The fourth-graders at Dorchester Elementary in Woodcliff Lake, N.J., probably had an easy afternoon Wednesday. Pat Dean is pretty sure they skipped the books and watched a ballgame over the Internet instead.

That’s because their teacher, Katie Dean, is married to the Twins’ rookie lefthander, and she returned to work after four days of waiting for him to make his debut. “My wife was in tears last night,” Dean said, when she left Minneapolis because she had used all the time off she had coming to her — mostly because their wedding over the winter used up the rest. “The past couple of days, she’s been trying to figure out how she can be here. Maybe take a 5 a.m. flight, or fly after school. Crazy stuff.”

She wanted to witness her husband’s major league debut, but it didn’t happen until Wednesday, four days after the 26-year-old was added to Minnesota’s roster. Dean’s parents and brother left Wednesday morning to go back to work, too — only an hour or two before Dean threw a first-pitch strike past Caleb Joseph on his first pitch in the majors.

“I don’t know if I could have prepared myself for the feelings I was having out there. … I was just happy I threw the first pitch for a strike,” Dean said of his 2⅔-inning stint against the Orioles in relief of Phil Hughes. “Once you’re actually out there, it’s a pretty cool feeling.”

Dean retired the Orioles in order in the fifth inning, striking out Joey Rickard on a slider, but he gave up one run in the sixth and again in the seventh. No shame in giving up a double in the sixth to Baltimore slugger Chris Davis — “Pretty strong guy. You don’t want to hang a curveball to him,” Dean diagnosed — but the two walks he surrendered bothered him.

“It’s a little bit of nerves kicking in there, trying to do a little bit too much,” Dean said. “Looking back, I definitely wasn’t pleased with my fastball location. I was a little erratic.”


Settling down

Brandon Kintzler made his home debut for the Twins, and it wasn’t what he had in mind, either. The first three hitters he faced in the ninth inning all collected hits, including Adam Jones’ third home run of the year. It traveled nearly 400 feet, landing in the second deck in left field, and scored two runs.

“Adam Jones was scuffling a little bit,” Twins manager Paul Molitor deadpanned about Jones’ four-hit day, “but we got him going.”

But Kintzler avoided further damage; after Davis doubled, he retired Mark Trumbo on a lineout, then got Jonathan Schoop to hit into a double play.


Buxton makes progress

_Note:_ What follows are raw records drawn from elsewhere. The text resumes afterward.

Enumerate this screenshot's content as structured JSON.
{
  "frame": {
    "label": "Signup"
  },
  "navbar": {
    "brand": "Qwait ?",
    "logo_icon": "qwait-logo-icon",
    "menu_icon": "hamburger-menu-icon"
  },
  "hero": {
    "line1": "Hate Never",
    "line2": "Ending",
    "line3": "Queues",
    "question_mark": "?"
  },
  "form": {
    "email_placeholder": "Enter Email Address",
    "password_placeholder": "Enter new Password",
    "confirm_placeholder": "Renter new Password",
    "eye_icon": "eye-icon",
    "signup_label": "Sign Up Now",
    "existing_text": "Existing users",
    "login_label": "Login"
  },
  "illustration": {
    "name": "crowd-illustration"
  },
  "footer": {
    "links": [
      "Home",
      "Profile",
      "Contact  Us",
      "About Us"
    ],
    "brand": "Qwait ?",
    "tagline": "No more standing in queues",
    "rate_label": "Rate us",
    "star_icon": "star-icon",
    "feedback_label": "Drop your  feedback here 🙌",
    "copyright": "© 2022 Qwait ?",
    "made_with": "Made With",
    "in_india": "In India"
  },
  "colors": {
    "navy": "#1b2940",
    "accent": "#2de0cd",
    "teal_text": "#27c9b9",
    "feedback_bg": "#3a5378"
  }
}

Molitor said the reports on Byron Buxton at Class AAA Rochester have been good. The rookie outfielder is batting .299 since being sent down in late April, with a .356 on-base percentage that shows he’s doing a better job of swinging at strikes.

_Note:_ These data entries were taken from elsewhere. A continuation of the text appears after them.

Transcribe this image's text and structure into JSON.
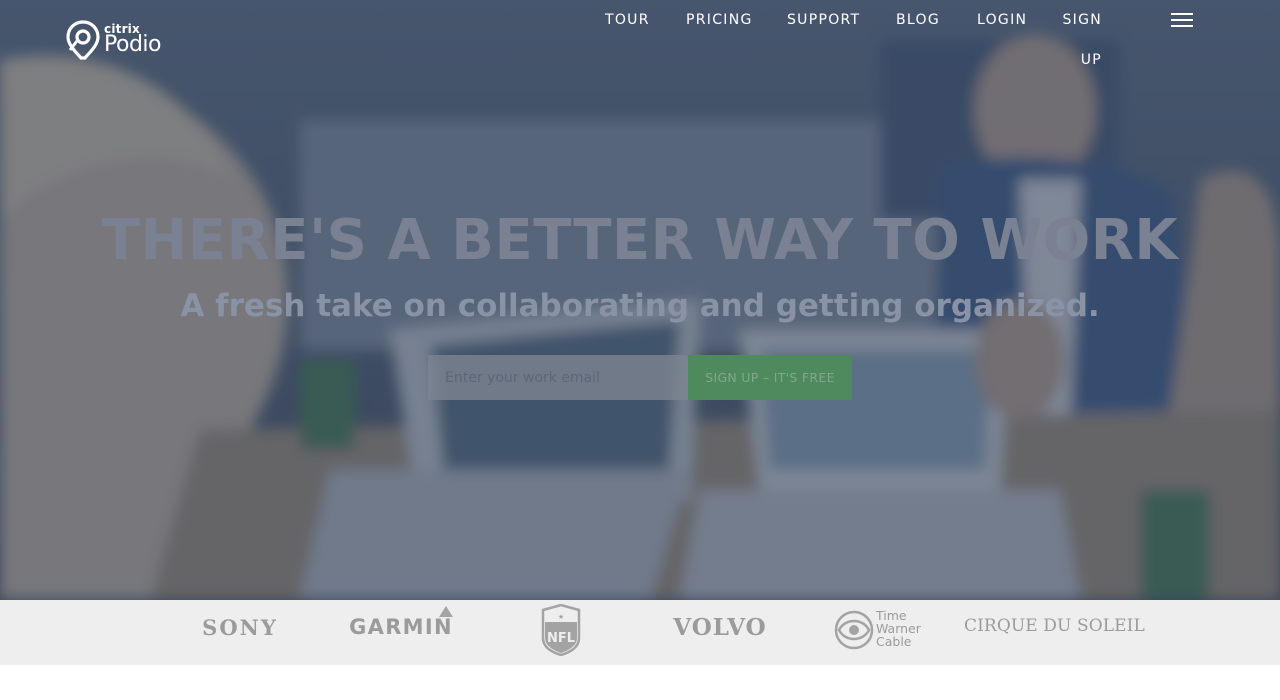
{
  "brand": {
    "name": "Podio",
    "parent": "citrix",
    "icon": "podio-location-pin-icon"
  },
  "nav": {
    "items": [
      {
        "label": "TOUR"
      },
      {
        "label": "PRICING"
      },
      {
        "label": "SUPPORT"
      },
      {
        "label": "BLOG"
      },
      {
        "label": "LOGIN"
      },
      {
        "label": "SIGN UP"
      }
    ],
    "menu_icon": "hamburger-menu-icon"
  },
  "hero": {
    "headline": "THERE'S A BETTER WAY TO WORK",
    "subheadline": "A fresh take on collaborating and getting organized.",
    "email_placeholder": "Enter your work email",
    "email_value": "",
    "signup_label": "SIGN UP – IT'S FREE"
  },
  "customers": {
    "logos": [
      {
        "name": "SONY"
      },
      {
        "name": "GARMIN"
      },
      {
        "name": "NFL"
      },
      {
        "name": "VOLVO"
      },
      {
        "name": "Time Warner Cable"
      },
      {
        "name": "CIRQUE DU SOLEIL"
      }
    ]
  },
  "colors": {
    "overlay": "#34425a",
    "signup_green": "#4f8a5e",
    "logo_strip": "#eeeeee",
    "logo_gray": "#9b9b9b"
  }
}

“We’ve seen signs of life, in terms of production and confidence, all those things we’re looking for,” Molitor said. “The biggest thing is, he’s putting a lot of time in, trying to find ways to shorten his swing and trying to be more consistent in terms of putting the ball in play.”



• Nick Burdi will be sidelined at least a couple of weeks at Rochester and perhaps longer, Twins minor league director Brad Steil said. The righthanded reliever is suffering from a bone bruise in his upper right arm and will need to slowly ramp up his workload once it’s healed, Steil said.